[Work task]
Write out the records again, exactly. Nothing may be dropped.

Data about app and page elements
--------------------------------

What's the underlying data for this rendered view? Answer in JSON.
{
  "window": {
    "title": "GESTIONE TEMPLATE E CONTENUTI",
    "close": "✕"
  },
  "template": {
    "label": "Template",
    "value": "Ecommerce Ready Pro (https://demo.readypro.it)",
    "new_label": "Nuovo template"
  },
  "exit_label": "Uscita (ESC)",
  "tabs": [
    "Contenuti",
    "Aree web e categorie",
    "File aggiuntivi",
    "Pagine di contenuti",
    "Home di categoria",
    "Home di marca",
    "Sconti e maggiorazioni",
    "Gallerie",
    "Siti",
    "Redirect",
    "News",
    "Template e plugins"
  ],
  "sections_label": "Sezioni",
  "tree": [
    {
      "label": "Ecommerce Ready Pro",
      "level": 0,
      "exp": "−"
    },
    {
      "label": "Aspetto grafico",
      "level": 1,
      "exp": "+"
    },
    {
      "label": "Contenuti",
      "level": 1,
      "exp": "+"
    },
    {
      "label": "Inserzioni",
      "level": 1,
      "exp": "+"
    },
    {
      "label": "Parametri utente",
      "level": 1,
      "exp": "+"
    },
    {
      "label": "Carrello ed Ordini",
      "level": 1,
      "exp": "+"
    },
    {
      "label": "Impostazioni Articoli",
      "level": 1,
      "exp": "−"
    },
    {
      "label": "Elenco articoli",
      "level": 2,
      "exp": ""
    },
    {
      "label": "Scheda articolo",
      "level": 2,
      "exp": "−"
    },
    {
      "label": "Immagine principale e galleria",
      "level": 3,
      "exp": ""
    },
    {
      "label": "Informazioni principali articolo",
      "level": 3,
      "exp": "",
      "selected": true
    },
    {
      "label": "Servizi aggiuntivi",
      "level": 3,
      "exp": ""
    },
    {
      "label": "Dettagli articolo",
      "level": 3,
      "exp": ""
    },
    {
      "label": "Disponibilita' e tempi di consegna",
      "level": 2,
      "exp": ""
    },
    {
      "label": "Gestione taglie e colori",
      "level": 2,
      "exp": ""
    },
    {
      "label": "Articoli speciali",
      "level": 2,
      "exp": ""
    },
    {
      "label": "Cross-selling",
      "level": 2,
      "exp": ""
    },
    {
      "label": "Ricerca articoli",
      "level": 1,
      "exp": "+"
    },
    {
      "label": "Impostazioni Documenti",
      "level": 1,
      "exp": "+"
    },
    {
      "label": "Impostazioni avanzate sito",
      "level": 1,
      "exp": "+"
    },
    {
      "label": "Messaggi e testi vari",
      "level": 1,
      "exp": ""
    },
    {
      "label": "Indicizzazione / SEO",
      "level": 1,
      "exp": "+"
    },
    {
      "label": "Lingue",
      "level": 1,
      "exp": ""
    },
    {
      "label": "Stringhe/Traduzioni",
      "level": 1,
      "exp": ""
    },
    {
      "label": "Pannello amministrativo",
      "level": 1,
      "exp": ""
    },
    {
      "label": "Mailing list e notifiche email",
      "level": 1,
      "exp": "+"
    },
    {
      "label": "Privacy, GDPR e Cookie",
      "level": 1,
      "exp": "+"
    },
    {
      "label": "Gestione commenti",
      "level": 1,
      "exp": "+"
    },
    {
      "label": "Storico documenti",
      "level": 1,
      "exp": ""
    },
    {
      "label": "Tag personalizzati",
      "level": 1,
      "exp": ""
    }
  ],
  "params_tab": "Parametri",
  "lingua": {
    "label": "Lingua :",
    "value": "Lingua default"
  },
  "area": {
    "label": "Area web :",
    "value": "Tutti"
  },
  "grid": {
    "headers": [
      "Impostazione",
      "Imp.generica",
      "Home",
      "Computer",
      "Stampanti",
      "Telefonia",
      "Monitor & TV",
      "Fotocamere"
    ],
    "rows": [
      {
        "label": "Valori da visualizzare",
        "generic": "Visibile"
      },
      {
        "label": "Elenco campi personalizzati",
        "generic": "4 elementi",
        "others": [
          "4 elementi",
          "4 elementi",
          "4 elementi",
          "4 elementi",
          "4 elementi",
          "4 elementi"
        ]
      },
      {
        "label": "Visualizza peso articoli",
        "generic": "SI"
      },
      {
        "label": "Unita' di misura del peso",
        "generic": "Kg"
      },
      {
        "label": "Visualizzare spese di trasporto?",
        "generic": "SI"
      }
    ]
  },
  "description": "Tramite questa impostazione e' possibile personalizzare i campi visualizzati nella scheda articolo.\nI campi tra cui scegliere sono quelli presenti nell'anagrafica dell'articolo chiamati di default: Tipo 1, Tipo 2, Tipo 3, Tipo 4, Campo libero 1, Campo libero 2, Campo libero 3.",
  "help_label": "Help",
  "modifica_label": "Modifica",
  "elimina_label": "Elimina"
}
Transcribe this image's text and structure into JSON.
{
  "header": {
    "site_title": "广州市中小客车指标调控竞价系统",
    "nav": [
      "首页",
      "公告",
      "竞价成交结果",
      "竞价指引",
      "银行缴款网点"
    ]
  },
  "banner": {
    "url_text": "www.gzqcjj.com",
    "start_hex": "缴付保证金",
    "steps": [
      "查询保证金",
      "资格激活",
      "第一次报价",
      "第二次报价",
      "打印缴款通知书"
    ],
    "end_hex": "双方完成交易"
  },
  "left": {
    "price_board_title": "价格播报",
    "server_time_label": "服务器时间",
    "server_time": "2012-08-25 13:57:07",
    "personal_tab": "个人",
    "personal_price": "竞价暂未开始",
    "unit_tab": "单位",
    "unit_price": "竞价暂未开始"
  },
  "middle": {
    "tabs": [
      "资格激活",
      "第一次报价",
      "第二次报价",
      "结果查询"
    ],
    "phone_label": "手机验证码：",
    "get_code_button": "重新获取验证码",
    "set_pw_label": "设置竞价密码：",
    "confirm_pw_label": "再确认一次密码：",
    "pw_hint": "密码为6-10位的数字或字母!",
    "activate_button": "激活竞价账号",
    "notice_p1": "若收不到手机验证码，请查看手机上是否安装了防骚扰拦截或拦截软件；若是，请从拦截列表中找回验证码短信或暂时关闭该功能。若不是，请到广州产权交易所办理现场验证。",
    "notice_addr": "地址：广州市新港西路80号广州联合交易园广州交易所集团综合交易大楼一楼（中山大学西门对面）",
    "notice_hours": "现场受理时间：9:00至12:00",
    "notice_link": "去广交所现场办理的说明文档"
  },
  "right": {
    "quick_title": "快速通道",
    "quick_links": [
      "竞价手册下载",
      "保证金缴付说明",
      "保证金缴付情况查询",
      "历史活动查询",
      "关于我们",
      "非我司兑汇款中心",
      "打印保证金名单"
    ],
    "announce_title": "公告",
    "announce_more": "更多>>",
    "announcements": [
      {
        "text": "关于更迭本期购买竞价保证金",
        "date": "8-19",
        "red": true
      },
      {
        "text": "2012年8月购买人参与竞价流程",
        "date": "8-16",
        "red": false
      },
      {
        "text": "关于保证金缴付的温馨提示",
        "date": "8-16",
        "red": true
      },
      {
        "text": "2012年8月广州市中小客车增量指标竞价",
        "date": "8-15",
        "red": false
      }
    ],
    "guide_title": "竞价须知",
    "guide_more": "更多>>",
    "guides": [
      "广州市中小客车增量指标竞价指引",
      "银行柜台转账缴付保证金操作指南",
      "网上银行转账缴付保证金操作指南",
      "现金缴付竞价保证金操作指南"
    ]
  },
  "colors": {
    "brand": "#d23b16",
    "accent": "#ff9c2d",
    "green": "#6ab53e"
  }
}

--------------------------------

[Result below]
What's the underlying data for this rendered view? Answer in JSON.
{
  "window": {
    "title": "GESTIONE TEMPLATE E CONTENUTI",
    "close": "✕"
  },
  "template": {
    "label": "Template",
    "value": "Ecommerce Ready Pro (https://demo.readypro.it)",
    "new_label": "Nuovo template"
  },
  "exit_label": "Uscita (ESC)",
  "tabs": [
    "Contenuti",
    "Aree web e categorie",
    "File aggiuntivi",
    "Pagine di contenuti",
    "Home di categoria",
    "Home di marca",
    "Sconti e maggiorazioni",
    "Gallerie",
    "Siti",
    "Redirect",
    "News",
    "Template e plugins"
  ],
  "sections_label": "Sezioni",
  "tree": [
    {
      "label": "Ecommerce Ready Pro",
      "level": 0,
      "exp": "−"
    },
    {
      "label": "Aspetto grafico",
      "level": 1,
      "exp": "+"
    },
    {
      "label": "Contenuti",
      "level": 1,
      "exp": "+"
    },
    {
      "label": "Inserzioni",
      "level": 1,
      "exp": "+"
    },
    {
      "label": "Parametri utente",
      "level": 1,
      "exp": "+"
    },
    {
      "label": "Carrello ed Ordini",
      "level": 1,
      "exp": "+"
    },
    {
      "label": "Impostazioni Articoli",
      "level": 1,
      "exp": "−"
    },
    {
      "label": "Elenco articoli",
      "level": 2,
      "exp": ""
    },
    {
      "label": "Scheda articolo",
      "level": 2,
      "exp": "−"
    },
    {
      "label": "Immagine principale e galleria",
      "level": 3,
      "exp": ""
    },
    {
      "label": "Informazioni principali articolo",
      "level": 3,
      "exp": "",
      "selected": true
    },
    {
      "label": "Servizi aggiuntivi",
      "level": 3,
      "exp": ""
    },
    {
      "label": "Dettagli articolo",
      "level": 3,
      "exp": ""
    },
    {
      "label": "Disponibilita' e tempi di consegna",
      "level": 2,
      "exp": ""
    },
    {
      "label": "Gestione taglie e colori",
      "level": 2,
      "exp": ""
    },
    {
      "label": "Articoli speciali",
      "level": 2,
      "exp": ""
    },
    {
      "label": "Cross-selling",
      "level": 2,
      "exp": ""
    },
    {
      "label": "Ricerca articoli",
      "level": 1,
      "exp": "+"
    },
    {
      "label": "Impostazioni Documenti",
      "level": 1,
      "exp": "+"
    },
    {
      "label": "Impostazioni avanzate sito",
      "level": 1,
      "exp": "+"
    },
    {
      "label": "Messaggi e testi vari",
      "level": 1,
      "exp": ""
    },
    {
      "label": "Indicizzazione / SEO",
      "level": 1,
      "exp": "+"
    },
    {
      "label": "Lingue",
      "level": 1,
      "exp": ""
    },
    {
      "label": "Stringhe/Traduzioni",
      "level": 1,
      "exp": ""
    },
    {
      "label": "Pannello amministrativo",
      "level": 1,
      "exp": ""
    },
    {
      "label": "Mailing list e notifiche email",
      "level": 1,
      "exp": "+"
    },
    {
      "label": "Privacy, GDPR e Cookie",
      "level": 1,
      "exp": "+"
    },
    {
      "label": "Gestione commenti",
      "level": 1,
      "exp": "+"
    },
    {
      "label": "Storico documenti",
      "level": 1,
      "exp": ""
    },
    {
      "label": "Tag personalizzati",
      "level": 1,
      "exp": ""
    }
  ],
  "params_tab": "Parametri",
  "lingua": {
    "label": "Lingua :",
    "value": "Lingua default"
  },
  "area": {
    "label": "Area web :",
    "value": "Tutti"
  },
  "grid": {
    "headers": [
      "Impostazione",
      "Imp.generica",
      "Home",
      "Computer",
      "Stampanti",
      "Telefonia",
      "Monitor & TV",
      "Fotocamere"
    ],
    "rows": [
      {
        "label": "Valori da visualizzare",
        "generic": "Visibile"
      },
      {
        "label": "Elenco campi personalizzati",
        "generic": "4 elementi",
        "others": [
          "4 elementi",
          "4 elementi",
          "4 elementi",
          "4 elementi",
          "4 elementi",
          "4 elementi"
        ]
      },
      {
        "label": "Visualizza peso articoli",
        "generic": "SI"
      },
      {
        "label": "Unita' di misura del peso",
        "generic": "Kg"
      },
      {
        "label": "Visualizzare spese di trasporto?",
        "generic": "SI"
      }
    ]
  },
  "description": "Tramite questa impostazione e' possibile personalizzare i campi visualizzati nella scheda articolo.\nI campi tra cui scegliere sono quelli presenti nell'anagrafica dell'articolo chiamati di default: Tipo 1, Tipo 2, Tipo 3, Tipo 4, Campo libero 1, Campo libero 2, Campo libero 3.",
  "help_label": "Help",
  "modifica_label": "Modifica",
  "elimina_label": "Elimina"
}
Transcribe this image's text and structure into JSON.
{
  "header": {
    "site_title": "广州市中小客车指标调控竞价系统",
    "nav": [
      "首页",
      "公告",
      "竞价成交结果",
      "竞价指引",
      "银行缴款网点"
    ]
  },
  "banner": {
    "url_text": "www.gzqcjj.com",
    "start_hex": "缴付保证金",
    "steps": [
      "查询保证金",
      "资格激活",
      "第一次报价",
      "第二次报价",
      "打印缴款通知书"
    ],
    "end_hex": "双方完成交易"
  },
  "left": {
    "price_board_title": "价格播报",
    "server_time_label": "服务器时间",
    "server_time": "2012-08-25 13:57:07",
    "personal_tab": "个人",
    "personal_price": "竞价暂未开始",
    "unit_tab": "单位",
    "unit_price": "竞价暂未开始"
  },
  "middle": {
    "tabs": [
      "资格激活",
      "第一次报价",
      "第二次报价",
      "结果查询"
    ],
    "phone_label": "手机验证码：",
    "get_code_button": "重新获取验证码",
    "set_pw_label": "设置竞价密码：",
    "confirm_pw_label": "再确认一次密码：",
    "pw_hint": "密码为6-10位的数字或字母!",
    "activate_button": "激活竞价账号",
    "notice_p1": "若收不到手机验证码，请查看手机上是否安装了防骚扰拦截或拦截软件；若是，请从拦截列表中找回验证码短信或暂时关闭该功能。若不是，请到广州产权交易所办理现场验证。",
    "notice_addr": "地址：广州市新港西路80号广州联合交易园广州交易所集团综合交易大楼一楼（中山大学西门对面）",
    "notice_hours": "现场受理时间：9:00至12:00",
    "notice_link": "去广交所现场办理的说明文档"
  },
  "right": {
    "quick_title": "快速通道",
    "quick_links": [
      "竞价手册下载",
      "保证金缴付说明",
      "保证金缴付情况查询",
      "历史活动查询",
      "关于我们",
      "非我司兑汇款中心",
      "打印保证金名单"
    ],
    "announce_title": "公告",
    "announce_more": "更多>>",
    "announcements": [
      {
        "text": "关于更迭本期购买竞价保证金",
        "date": "8-19",
        "red": true
      },
      {
        "text": "2012年8月购买人参与竞价流程",
        "date": "8-16",
        "red": false
      },
      {
        "text": "关于保证金缴付的温馨提示",
        "date": "8-16",
        "red": true
      },
      {
        "text": "2012年8月广州市中小客车增量指标竞价",
        "date": "8-15",
        "red": false
      }
    ],
    "guide_title": "竞价须知",
    "guide_more": "更多>>",
    "guides": [
      "广州市中小客车增量指标竞价指引",
      "银行柜台转账缴付保证金操作指南",
      "网上银行转账缴付保证金操作指南",
      "现金缴付竞价保证金操作指南"
    ]
  },
  "colors": {
    "brand": "#d23b16",
    "accent": "#ff9c2d",
    "green": "#6ab53e"
  }
}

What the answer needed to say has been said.